Saved entries:
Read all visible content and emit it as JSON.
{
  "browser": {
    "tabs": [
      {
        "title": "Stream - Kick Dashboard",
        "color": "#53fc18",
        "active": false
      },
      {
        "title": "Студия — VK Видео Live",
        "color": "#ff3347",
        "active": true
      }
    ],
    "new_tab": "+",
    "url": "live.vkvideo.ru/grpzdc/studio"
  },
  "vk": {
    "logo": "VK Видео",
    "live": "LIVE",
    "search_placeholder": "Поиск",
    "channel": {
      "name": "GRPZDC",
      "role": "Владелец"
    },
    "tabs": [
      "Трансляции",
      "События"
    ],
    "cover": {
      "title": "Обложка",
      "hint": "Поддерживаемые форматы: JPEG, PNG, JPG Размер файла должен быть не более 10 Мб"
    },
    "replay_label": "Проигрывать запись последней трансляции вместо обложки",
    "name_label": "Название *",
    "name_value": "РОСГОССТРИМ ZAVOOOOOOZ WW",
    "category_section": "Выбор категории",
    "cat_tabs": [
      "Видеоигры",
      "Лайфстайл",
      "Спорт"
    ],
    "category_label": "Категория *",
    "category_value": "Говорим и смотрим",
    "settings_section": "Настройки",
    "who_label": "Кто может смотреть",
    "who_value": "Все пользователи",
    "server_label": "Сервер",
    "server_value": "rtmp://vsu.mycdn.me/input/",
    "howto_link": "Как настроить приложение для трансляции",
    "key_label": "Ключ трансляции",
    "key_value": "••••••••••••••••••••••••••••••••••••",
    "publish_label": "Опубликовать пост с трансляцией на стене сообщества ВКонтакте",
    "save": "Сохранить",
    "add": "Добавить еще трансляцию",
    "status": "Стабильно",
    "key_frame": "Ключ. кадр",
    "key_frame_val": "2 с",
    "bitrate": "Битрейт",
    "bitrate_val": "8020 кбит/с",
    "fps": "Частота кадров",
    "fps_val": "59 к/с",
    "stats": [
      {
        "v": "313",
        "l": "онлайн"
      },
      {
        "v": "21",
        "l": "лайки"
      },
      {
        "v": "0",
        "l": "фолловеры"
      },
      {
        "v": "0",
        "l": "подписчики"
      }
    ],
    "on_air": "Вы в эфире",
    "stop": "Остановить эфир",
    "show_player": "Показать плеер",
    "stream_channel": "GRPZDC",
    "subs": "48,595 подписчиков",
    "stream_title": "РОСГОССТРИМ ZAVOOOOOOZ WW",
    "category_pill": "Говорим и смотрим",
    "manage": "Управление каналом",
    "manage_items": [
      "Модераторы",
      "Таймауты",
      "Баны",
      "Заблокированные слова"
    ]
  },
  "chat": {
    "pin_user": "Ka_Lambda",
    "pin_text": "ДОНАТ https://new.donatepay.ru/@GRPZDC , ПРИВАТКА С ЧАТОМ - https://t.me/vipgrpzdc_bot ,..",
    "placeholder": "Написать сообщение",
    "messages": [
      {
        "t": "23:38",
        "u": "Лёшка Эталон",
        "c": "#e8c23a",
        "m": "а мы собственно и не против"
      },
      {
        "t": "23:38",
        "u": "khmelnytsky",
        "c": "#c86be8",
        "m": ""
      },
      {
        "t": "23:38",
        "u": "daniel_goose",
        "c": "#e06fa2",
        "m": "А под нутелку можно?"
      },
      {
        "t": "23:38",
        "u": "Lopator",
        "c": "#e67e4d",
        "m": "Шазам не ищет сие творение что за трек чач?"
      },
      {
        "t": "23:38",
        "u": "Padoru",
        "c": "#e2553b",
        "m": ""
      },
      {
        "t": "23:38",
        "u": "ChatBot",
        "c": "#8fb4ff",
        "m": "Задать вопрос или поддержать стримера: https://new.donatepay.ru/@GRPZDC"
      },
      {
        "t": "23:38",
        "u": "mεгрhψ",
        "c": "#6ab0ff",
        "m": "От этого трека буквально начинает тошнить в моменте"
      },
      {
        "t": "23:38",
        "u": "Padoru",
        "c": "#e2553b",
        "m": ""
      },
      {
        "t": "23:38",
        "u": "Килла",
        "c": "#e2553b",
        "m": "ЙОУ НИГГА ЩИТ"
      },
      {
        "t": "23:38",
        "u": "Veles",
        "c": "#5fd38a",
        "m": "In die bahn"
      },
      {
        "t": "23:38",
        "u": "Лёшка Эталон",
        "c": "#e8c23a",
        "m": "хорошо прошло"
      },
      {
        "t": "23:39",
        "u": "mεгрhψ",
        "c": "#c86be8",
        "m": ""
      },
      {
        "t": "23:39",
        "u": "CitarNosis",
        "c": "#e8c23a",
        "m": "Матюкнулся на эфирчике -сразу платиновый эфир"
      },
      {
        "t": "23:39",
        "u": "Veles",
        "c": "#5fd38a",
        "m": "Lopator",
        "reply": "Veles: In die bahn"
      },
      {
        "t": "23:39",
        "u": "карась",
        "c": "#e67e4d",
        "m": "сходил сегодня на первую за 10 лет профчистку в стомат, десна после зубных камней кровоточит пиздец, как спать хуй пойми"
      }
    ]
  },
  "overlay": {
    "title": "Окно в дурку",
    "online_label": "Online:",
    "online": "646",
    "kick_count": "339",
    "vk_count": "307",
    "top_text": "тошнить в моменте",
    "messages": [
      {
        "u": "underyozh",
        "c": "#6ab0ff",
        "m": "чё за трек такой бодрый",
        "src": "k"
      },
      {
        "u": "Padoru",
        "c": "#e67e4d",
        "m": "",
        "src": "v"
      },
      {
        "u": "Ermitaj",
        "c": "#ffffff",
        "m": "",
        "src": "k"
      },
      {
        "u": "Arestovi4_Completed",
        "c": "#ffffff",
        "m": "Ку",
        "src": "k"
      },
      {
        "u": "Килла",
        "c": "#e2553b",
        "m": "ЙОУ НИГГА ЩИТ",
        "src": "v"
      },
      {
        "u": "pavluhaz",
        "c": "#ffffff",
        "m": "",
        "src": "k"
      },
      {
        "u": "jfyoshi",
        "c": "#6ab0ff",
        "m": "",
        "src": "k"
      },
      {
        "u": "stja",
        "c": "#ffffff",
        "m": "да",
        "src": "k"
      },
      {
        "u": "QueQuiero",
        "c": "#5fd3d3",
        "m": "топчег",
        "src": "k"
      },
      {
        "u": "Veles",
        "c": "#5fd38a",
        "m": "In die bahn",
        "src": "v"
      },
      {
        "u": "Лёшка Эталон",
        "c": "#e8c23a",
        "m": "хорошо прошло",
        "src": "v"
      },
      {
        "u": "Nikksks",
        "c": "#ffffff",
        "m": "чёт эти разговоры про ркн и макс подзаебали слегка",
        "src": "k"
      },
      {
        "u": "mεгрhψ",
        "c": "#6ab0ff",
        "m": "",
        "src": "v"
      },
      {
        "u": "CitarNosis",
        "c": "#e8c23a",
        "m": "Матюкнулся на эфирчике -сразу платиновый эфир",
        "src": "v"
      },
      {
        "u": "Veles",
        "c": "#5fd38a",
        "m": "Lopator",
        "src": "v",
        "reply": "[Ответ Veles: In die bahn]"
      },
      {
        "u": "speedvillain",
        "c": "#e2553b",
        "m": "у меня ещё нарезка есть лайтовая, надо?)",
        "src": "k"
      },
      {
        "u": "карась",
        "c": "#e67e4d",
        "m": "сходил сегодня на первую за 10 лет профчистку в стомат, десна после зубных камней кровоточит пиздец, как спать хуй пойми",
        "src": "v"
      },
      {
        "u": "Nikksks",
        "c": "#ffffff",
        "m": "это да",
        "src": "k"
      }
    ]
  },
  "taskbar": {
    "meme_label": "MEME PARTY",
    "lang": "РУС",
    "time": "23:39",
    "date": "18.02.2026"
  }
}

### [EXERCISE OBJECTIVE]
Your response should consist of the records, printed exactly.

### [ANSWER TO THE EXERCISE]
Read all visible content and emit it as JSON.
{
  "browser": {
    "tabs": [
      {
        "title": "Stream - Kick Dashboard",
        "color": "#53fc18",
        "active": false
      },
      {
        "title": "Студия — VK Видео Live",
        "color": "#ff3347",
        "active": true
      }
    ],
    "new_tab": "+",
    "url": "live.vkvideo.ru/grpzdc/studio"
  },
  "vk": {
    "logo": "VK Видео",
    "live": "LIVE",
    "search_placeholder": "Поиск",
    "channel": {
      "name": "GRPZDC",
      "role": "Владелец"
    },
    "tabs": [
      "Трансляции",
      "События"
    ],
    "cover": {
      "title": "Обложка",
      "hint": "Поддерживаемые форматы: JPEG, PNG, JPG Размер файла должен быть не более 10 Мб"
    },
    "replay_label": "Проигрывать запись последней трансляции вместо обложки",
    "name_label": "Название *",
    "name_value": "РОСГОССТРИМ ZAVOOOOOOZ WW",
    "category_section": "Выбор категории",
    "cat_tabs": [
      "Видеоигры",
      "Лайфстайл",
      "Спорт"
    ],
    "category_label": "Категория *",
    "category_value": "Говорим и смотрим",
    "settings_section": "Настройки",
    "who_label": "Кто может смотреть",
    "who_value": "Все пользователи",
    "server_label": "Сервер",
    "server_value": "rtmp://vsu.mycdn.me/input/",
    "howto_link": "Как настроить приложение для трансляции",
    "key_label": "Ключ трансляции",
    "key_value": "••••••••••••••••••••••••••••••••••••",
    "publish_label": "Опубликовать пост с трансляцией на стене сообщества ВКонтакте",
    "save": "Сохранить",
    "add": "Добавить еще трансляцию",
    "status": "Стабильно",
    "key_frame": "Ключ. кадр",
    "key_frame_val": "2 с",
    "bitrate": "Битрейт",
    "bitrate_val": "8020 кбит/с",
    "fps": "Частота кадров",
    "fps_val": "59 к/с",
    "stats": [
      {
        "v": "313",
        "l": "онлайн"
      },
      {
        "v": "21",
        "l": "лайки"
      },
      {
        "v": "0",
        "l": "фолловеры"
      },
      {
        "v": "0",
        "l": "подписчики"
      }
    ],
    "on_air": "Вы в эфире",
    "stop": "Остановить эфир",
    "show_player": "Показать плеер",
    "stream_channel": "GRPZDC",
    "subs": "48,595 подписчиков",
    "stream_title": "РОСГОССТРИМ ZAVOOOOOOZ WW",
    "category_pill": "Говорим и смотрим",
    "manage": "Управление каналом",
    "manage_items": [
      "Модераторы",
      "Таймауты",
      "Баны",
      "Заблокированные слова"
    ]
  },
  "chat": {
    "pin_user": "Ka_Lambda",
    "pin_text": "ДОНАТ https://new.donatepay.ru/@GRPZDC , ПРИВАТКА С ЧАТОМ - https://t.me/vipgrpzdc_bot ,..",
    "placeholder": "Написать сообщение",
    "messages": [
      {
        "t": "23:38",
        "u": "Лёшка Эталон",
        "c": "#e8c23a",
        "m": "а мы собственно и не против"
      },
      {
        "t": "23:38",
        "u": "khmelnytsky",
        "c": "#c86be8",
        "m": ""
      },
      {
        "t": "23:38",
        "u": "daniel_goose",
        "c": "#e06fa2",
        "m": "А под нутелку можно?"
      },
      {
        "t": "23:38",
        "u": "Lopator",
        "c": "#e67e4d",
        "m": "Шазам не ищет сие творение что за трек чач?"
      },
      {
        "t": "23:38",
        "u": "Padoru",
        "c": "#e2553b",
        "m": ""
      },
      {
        "t": "23:38",
        "u": "ChatBot",
        "c": "#8fb4ff",
        "m": "Задать вопрос или поддержать стримера: https://new.donatepay.ru/@GRPZDC"
      },
      {
        "t": "23:38",
        "u": "mεгрhψ",
        "c": "#6ab0ff",
        "m": "От этого трека буквально начинает тошнить в моменте"
      },
      {
        "t": "23:38",
        "u": "Padoru",
        "c": "#e2553b",
        "m": ""
      },
      {
        "t": "23:38",
        "u": "Килла",
        "c": "#e2553b",
        "m": "ЙОУ НИГГА ЩИТ"
      },
      {
        "t": "23:38",
        "u": "Veles",
        "c": "#5fd38a",
        "m": "In die bahn"
      },
      {
        "t": "23:38",
        "u": "Лёшка Эталон",
        "c": "#e8c23a",
        "m": "хорошо прошло"
      },
      {
        "t": "23:39",
        "u": "mεгрhψ",
        "c": "#c86be8",
        "m": ""
      },
      {
        "t": "23:39",
        "u": "CitarNosis",
        "c": "#e8c23a",
        "m": "Матюкнулся на эфирчике -сразу платиновый эфир"
      },
      {
        "t": "23:39",
        "u": "Veles",
        "c": "#5fd38a",
        "m": "Lopator",
        "reply": "Veles: In die bahn"
      },
      {
        "t": "23:39",
        "u": "карась",
        "c": "#e67e4d",
        "m": "сходил сегодня на первую за 10 лет профчистку в стомат, десна после зубных камней кровоточит пиздец, как спать хуй пойми"
      }
    ]
  },
  "overlay": {
    "title": "Окно в дурку",
    "online_label": "Online:",
    "online": "646",
    "kick_count": "339",
    "vk_count": "307",
    "top_text": "тошнить в моменте",
    "messages": [
      {
        "u": "underyozh",
        "c": "#6ab0ff",
        "m": "чё за трек такой бодрый",
        "src": "k"
      },
      {
        "u": "Padoru",
        "c": "#e67e4d",
        "m": "",
        "src": "v"
      },
      {
        "u": "Ermitaj",
        "c": "#ffffff",
        "m": "",
        "src": "k"
      },
      {
        "u": "Arestovi4_Completed",
        "c": "#ffffff",
        "m": "Ку",
        "src": "k"
      },
      {
        "u": "Килла",
        "c": "#e2553b",
        "m": "ЙОУ НИГГА ЩИТ",
        "src": "v"
      },
      {
        "u": "pavluhaz",
        "c": "#ffffff",
        "m": "",
        "src": "k"
      },
      {
        "u": "jfyoshi",
        "c": "#6ab0ff",
        "m": "",
        "src": "k"
      },
      {
        "u": "stja",
        "c": "#ffffff",
        "m": "да",
        "src": "k"
      },
      {
        "u": "QueQuiero",
        "c": "#5fd3d3",
        "m": "топчег",
        "src": "k"
      },
      {
        "u": "Veles",
        "c": "#5fd38a",
        "m": "In die bahn",
        "src": "v"
      },
      {
        "u": "Лёшка Эталон",
        "c": "#e8c23a",
        "m": "хорошо прошло",
        "src": "v"
      },
      {
        "u": "Nikksks",
        "c": "#ffffff",
        "m": "чёт эти разговоры про ркн и макс подзаебали слегка",
        "src": "k"
      },
      {
        "u": "mεгрhψ",
        "c": "#6ab0ff",
        "m": "",
        "src": "v"
      },
      {
        "u": "CitarNosis",
        "c": "#e8c23a",
        "m": "Матюкнулся на эфирчике -сразу платиновый эфир",
        "src": "v"
      },
      {
        "u": "Veles",
        "c": "#5fd38a",
        "m": "Lopator",
        "src": "v",
        "reply": "[Ответ Veles: In die bahn]"
      },
      {
        "u": "speedvillain",
        "c": "#e2553b",
        "m": "у меня ещё нарезка есть лайтовая, надо?)",
        "src": "k"
      },
      {
        "u": "карась",
        "c": "#e67e4d",
        "m": "сходил сегодня на первую за 10 лет профчистку в стомат, десна после зубных камней кровоточит пиздец, как спать хуй пойми",
        "src": "v"
      },
      {
        "u": "Nikksks",
        "c": "#ffffff",
        "m": "это да",
        "src": "k"
      }
    ]
  },
  "taskbar": {
    "meme_label": "MEME PARTY",
    "lang": "РУС",
    "time": "23:39",
    "date": "18.02.2026"
  }
}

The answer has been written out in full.